**WHAT IS BEING ASKED**: Please count the lines below that contain the word "reached", and reply with that number alone.

**DATASET RECORDS**:
:::::

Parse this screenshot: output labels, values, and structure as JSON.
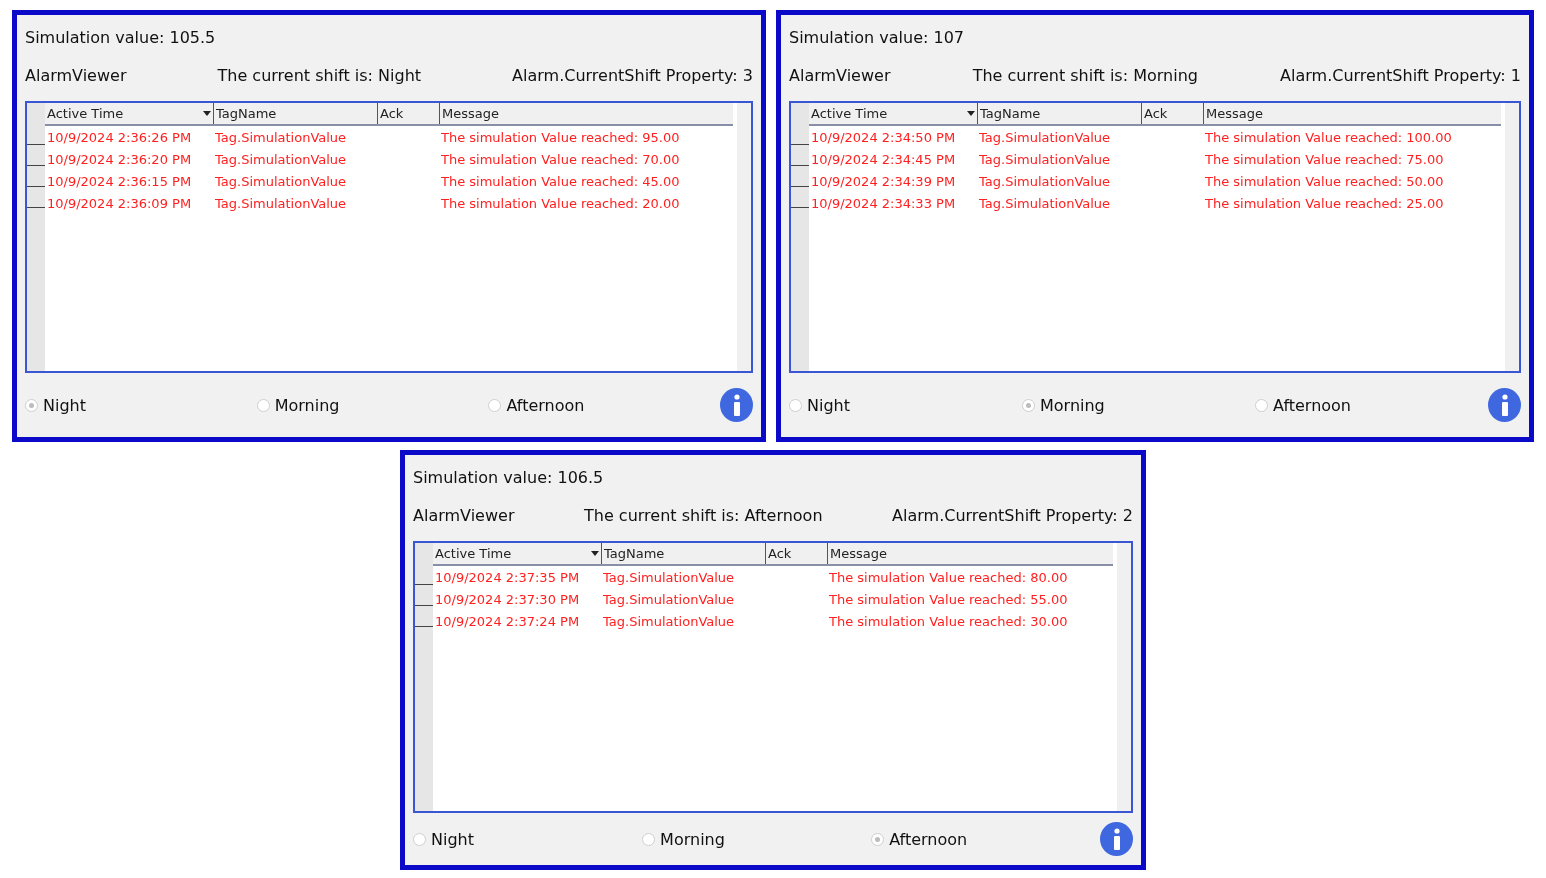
{
  "panels": [
    {
      "simulation": "Simulation value: 105.5",
      "viewer_label": "AlarmViewer",
      "shift_text": "The current shift is: Night",
      "property_text": "Alarm.CurrentShift Property: 3",
      "columns": [
        {
          "label": "Active Time",
          "sorted": true
        },
        {
          "label": "TagName",
          "sorted": false
        },
        {
          "label": "Ack",
          "sorted": false
        },
        {
          "label": "Message",
          "sorted": false
        }
      ],
      "rows": [
        {
          "time": "10/9/2024 2:36:26 PM",
          "tag": "Tag.SimulationValue",
          "message": "The simulation Value reached: 95.00"
        },
        {
          "time": "10/9/2024 2:36:20 PM",
          "tag": "Tag.SimulationValue",
          "message": "The simulation Value reached: 70.00"
        },
        {
          "time": "10/9/2024 2:36:15 PM",
          "tag": "Tag.SimulationValue",
          "message": "The simulation Value reached: 45.00"
        },
        {
          "time": "10/9/2024 2:36:09 PM",
          "tag": "Tag.SimulationValue",
          "message": "The simulation Value reached: 20.00"
        }
      ],
      "shifts": [
        {
          "label": "Night",
          "selected": true
        },
        {
          "label": "Morning",
          "selected": false
        },
        {
          "label": "Afternoon",
          "selected": false
        }
      ]
    },
    {
      "simulation": "Simulation value: 107",
      "viewer_label": "AlarmViewer",
      "shift_text": "The current shift is: Morning",
      "property_text": "Alarm.CurrentShift Property: 1",
      "columns": [
        {
          "label": "Active Time",
          "sorted": true
        },
        {
          "label": "TagName",
          "sorted": false
        },
        {
          "label": "Ack",
          "sorted": false
        },
        {
          "label": "Message",
          "sorted": false
        }
      ],
      "rows": [
        {
          "time": "10/9/2024 2:34:50 PM",
          "tag": "Tag.SimulationValue",
          "message": "The simulation Value reached: 100.00"
        },
        {
          "time": "10/9/2024 2:34:45 PM",
          "tag": "Tag.SimulationValue",
          "message": "The simulation Value reached: 75.00"
        },
        {
          "time": "10/9/2024 2:34:39 PM",
          "tag": "Tag.SimulationValue",
          "message": "The simulation Value reached: 50.00"
        },
        {
          "time": "10/9/2024 2:34:33 PM",
          "tag": "Tag.SimulationValue",
          "message": "The simulation Value reached: 25.00"
        }
      ],
      "shifts": [
        {
          "label": "Night",
          "selected": false
        },
        {
          "label": "Morning",
          "selected": true
        },
        {
          "label": "Afternoon",
          "selected": false
        }
      ]
    },
    {
      "simulation": "Simulation value: 106.5",
      "viewer_label": "AlarmViewer",
      "shift_text": "The current shift is: Afternoon",
      "property_text": "Alarm.CurrentShift Property: 2",
      "columns": [
        {
          "label": "Active Time",
          "sorted": true
        },
        {
          "label": "TagName",
          "sorted": false
        },
        {
          "label": "Ack",
          "sorted": false
        },
        {
          "label": "Message",
          "sorted": false
        }
      ],
      "rows": [
        {
          "time": "10/9/2024 2:37:35 PM",
          "tag": "Tag.SimulationValue",
          "message": "The simulation Value reached: 80.00"
        },
        {
          "time": "10/9/2024 2:37:30 PM",
          "tag": "Tag.SimulationValue",
          "message": "The simulation Value reached: 55.00"
        },
        {
          "time": "10/9/2024 2:37:24 PM",
          "tag": "Tag.SimulationValue",
          "message": "The simulation Value reached: 30.00"
        }
      ],
      "shifts": [
        {
          "label": "Night",
          "selected": false
        },
        {
          "label": "Morning",
          "selected": false
        },
        {
          "label": "Afternoon",
          "selected": true
        }
      ]
    }
  ]
}
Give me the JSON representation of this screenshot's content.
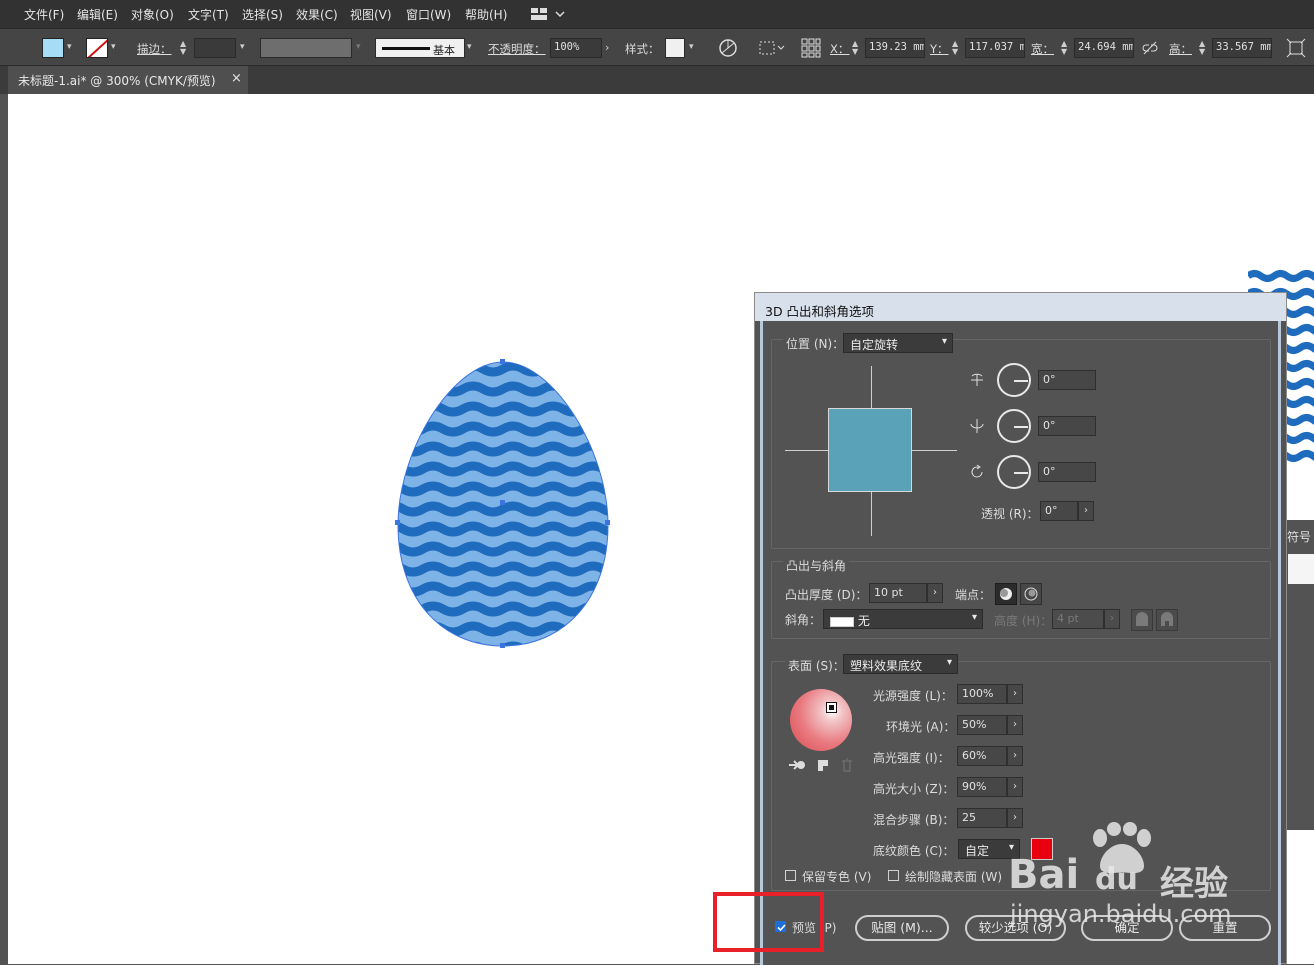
{
  "menubar": {
    "items": [
      "文件(F)",
      "编辑(E)",
      "对象(O)",
      "文字(T)",
      "选择(S)",
      "效果(C)",
      "视图(V)",
      "窗口(W)",
      "帮助(H)"
    ]
  },
  "control_bar": {
    "stroke_label": "描边：",
    "stroke_profile": "基本",
    "opacity_label": "不透明度：",
    "opacity_value": "100%",
    "style_label": "样式：",
    "x_label": "X：",
    "x_value": "139.23 mm",
    "y_label": "Y：",
    "y_value": "117.037 m",
    "w_label": "宽：",
    "w_value": "24.694 mm",
    "h_label": "高：",
    "h_value": "33.567 mm",
    "fill_color": "#a6dcf6",
    "stroke_none_color": "#d01010"
  },
  "document": {
    "tab_title": "未标题-1.ai* @ 300% (CMYK/预览)",
    "close_glyph": "×"
  },
  "artwork": {
    "egg_light": "#7db3e6",
    "egg_dark": "#1f6bbd",
    "selection_color": "#3b74e0"
  },
  "right_panel": {
    "partial_label": "符号"
  },
  "dialog": {
    "title": "3D 凸出和斜角选项",
    "position_label": "位置 (N)：",
    "position_value": "自定旋转",
    "rot_x": "0°",
    "rot_y": "0°",
    "rot_z": "0°",
    "perspective_label": "透视 (R)：",
    "perspective_value": "0°",
    "extrude_section": "凸出与斜角",
    "extrude_depth_label": "凸出厚度 (D)：",
    "extrude_depth_value": "10 pt",
    "cap_label": "端点：",
    "bevel_label": "斜角：",
    "bevel_value": "无",
    "height_label": "高度 (H)：",
    "height_value": "4 pt",
    "surface_label": "表面 (S)：",
    "surface_value": "塑料效果底纹",
    "light_intensity_label": "光源强度 (L)：",
    "light_intensity_value": "100%",
    "ambient_label": "环境光 (A)：",
    "ambient_value": "50%",
    "highlight_intensity_label": "高光强度 (I)：",
    "highlight_intensity_value": "60%",
    "highlight_size_label": "高光大小 (Z)：",
    "highlight_size_value": "90%",
    "blend_steps_label": "混合步骤 (B)：",
    "blend_steps_value": "25",
    "shading_color_label": "底纹颜色 (C)：",
    "shading_color_value": "自定",
    "shading_swatch": "#e8000f",
    "preserve_spot_label": "保留专色 (V)",
    "draw_hidden_label": "绘制隐藏表面 (W)",
    "preview_label": "预览 (P)",
    "map_button": "贴图 (M)...",
    "fewer_options_button": "较少选项 (O)",
    "ok_button": "确定",
    "reset_button": "重置",
    "cube_color": "#5aa2b8"
  },
  "annotation": {
    "highlight_color": "#e8202a"
  },
  "watermark": {
    "brand_a": "Bai",
    "brand_b": "du",
    "brand_c": "经验",
    "url": "jingyan.baidu.com"
  }
}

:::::

**TASK OUTPUT**: 11